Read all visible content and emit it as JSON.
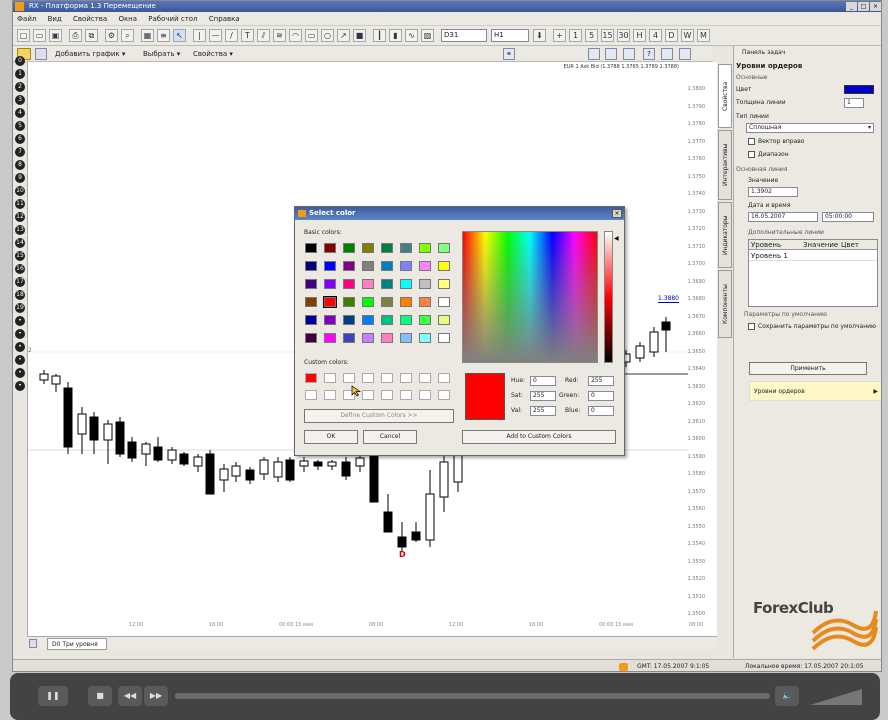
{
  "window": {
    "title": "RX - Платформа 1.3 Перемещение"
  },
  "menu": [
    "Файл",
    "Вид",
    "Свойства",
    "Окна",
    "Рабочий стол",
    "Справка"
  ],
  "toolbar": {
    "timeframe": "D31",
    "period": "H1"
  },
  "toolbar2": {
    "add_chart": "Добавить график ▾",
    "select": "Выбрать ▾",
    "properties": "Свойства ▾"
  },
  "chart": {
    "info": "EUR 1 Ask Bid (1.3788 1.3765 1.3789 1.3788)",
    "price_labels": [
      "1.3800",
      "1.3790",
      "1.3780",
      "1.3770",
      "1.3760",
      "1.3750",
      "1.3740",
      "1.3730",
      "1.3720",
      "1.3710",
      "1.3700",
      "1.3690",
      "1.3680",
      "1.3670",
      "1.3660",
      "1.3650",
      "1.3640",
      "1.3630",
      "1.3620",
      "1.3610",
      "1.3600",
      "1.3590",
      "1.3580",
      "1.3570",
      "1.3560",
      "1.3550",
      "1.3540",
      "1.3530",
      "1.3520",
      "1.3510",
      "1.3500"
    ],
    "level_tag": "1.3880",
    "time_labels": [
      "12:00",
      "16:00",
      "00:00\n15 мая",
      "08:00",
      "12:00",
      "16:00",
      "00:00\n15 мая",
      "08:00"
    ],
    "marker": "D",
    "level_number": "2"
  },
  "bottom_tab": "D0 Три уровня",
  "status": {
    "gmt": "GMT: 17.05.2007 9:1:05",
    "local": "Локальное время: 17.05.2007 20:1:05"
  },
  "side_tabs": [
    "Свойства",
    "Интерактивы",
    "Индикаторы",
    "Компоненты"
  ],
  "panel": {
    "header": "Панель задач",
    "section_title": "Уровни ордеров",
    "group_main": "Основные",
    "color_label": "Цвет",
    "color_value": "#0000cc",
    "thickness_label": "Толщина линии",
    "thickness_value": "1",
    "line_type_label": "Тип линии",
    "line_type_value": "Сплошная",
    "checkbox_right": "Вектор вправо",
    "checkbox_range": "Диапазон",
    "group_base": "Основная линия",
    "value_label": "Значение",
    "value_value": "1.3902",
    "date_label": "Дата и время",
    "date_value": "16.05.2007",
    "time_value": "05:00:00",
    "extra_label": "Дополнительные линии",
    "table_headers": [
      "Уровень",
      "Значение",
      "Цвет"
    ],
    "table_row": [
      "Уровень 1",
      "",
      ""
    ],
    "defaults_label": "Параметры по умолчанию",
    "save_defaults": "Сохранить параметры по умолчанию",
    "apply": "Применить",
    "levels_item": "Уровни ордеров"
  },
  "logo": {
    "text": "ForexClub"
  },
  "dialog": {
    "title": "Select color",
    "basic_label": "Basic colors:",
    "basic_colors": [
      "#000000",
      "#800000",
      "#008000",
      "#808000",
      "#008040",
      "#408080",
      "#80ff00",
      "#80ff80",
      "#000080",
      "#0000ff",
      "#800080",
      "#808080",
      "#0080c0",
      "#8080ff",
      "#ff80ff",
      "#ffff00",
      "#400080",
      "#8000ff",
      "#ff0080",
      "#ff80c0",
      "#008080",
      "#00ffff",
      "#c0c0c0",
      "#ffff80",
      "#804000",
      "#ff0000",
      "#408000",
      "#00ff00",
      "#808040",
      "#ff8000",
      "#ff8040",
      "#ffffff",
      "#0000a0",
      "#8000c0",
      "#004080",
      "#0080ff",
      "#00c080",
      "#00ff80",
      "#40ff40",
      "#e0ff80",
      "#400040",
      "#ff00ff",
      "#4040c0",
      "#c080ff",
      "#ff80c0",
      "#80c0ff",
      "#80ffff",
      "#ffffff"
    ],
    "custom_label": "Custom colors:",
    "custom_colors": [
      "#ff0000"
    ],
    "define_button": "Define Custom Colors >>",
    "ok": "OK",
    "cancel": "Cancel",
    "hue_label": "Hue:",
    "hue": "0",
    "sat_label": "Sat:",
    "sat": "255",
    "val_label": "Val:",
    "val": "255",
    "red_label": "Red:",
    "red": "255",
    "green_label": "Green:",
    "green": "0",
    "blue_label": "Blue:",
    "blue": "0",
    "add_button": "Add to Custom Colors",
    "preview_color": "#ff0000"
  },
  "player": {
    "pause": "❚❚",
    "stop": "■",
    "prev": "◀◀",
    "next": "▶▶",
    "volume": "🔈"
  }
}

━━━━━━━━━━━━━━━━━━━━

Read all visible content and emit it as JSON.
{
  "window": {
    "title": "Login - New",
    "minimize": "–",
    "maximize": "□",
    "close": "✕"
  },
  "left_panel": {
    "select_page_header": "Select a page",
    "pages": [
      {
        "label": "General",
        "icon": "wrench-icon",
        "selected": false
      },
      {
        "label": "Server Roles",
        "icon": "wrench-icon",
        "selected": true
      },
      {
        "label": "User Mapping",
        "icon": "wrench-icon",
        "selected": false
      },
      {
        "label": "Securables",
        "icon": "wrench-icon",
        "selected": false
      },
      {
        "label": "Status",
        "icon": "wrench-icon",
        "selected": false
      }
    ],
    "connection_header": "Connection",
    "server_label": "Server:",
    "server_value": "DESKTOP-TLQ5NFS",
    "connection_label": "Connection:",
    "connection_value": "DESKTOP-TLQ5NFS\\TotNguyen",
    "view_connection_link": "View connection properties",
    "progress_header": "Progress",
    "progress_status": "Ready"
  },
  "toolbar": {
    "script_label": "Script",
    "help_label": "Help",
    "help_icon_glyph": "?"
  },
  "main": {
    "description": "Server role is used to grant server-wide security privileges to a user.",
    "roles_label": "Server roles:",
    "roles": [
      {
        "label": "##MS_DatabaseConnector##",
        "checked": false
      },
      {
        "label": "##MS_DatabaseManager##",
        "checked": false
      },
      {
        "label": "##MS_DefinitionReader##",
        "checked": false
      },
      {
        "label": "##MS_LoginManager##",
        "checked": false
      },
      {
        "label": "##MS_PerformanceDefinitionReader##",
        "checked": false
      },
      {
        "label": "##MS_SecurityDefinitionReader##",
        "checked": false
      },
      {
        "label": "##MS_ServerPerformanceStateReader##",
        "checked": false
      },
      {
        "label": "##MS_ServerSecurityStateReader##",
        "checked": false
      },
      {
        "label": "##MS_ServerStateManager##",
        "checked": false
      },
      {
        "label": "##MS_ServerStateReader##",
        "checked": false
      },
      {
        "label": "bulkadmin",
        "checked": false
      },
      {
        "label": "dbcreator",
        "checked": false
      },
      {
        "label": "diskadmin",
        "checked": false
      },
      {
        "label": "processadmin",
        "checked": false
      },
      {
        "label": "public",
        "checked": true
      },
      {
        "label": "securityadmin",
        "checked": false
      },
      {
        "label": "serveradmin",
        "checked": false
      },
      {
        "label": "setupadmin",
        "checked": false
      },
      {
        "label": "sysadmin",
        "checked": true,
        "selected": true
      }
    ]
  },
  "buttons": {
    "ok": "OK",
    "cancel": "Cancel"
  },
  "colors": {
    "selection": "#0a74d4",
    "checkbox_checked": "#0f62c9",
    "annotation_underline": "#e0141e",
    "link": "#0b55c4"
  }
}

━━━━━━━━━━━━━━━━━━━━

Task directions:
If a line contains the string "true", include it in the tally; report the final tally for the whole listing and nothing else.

Output:
4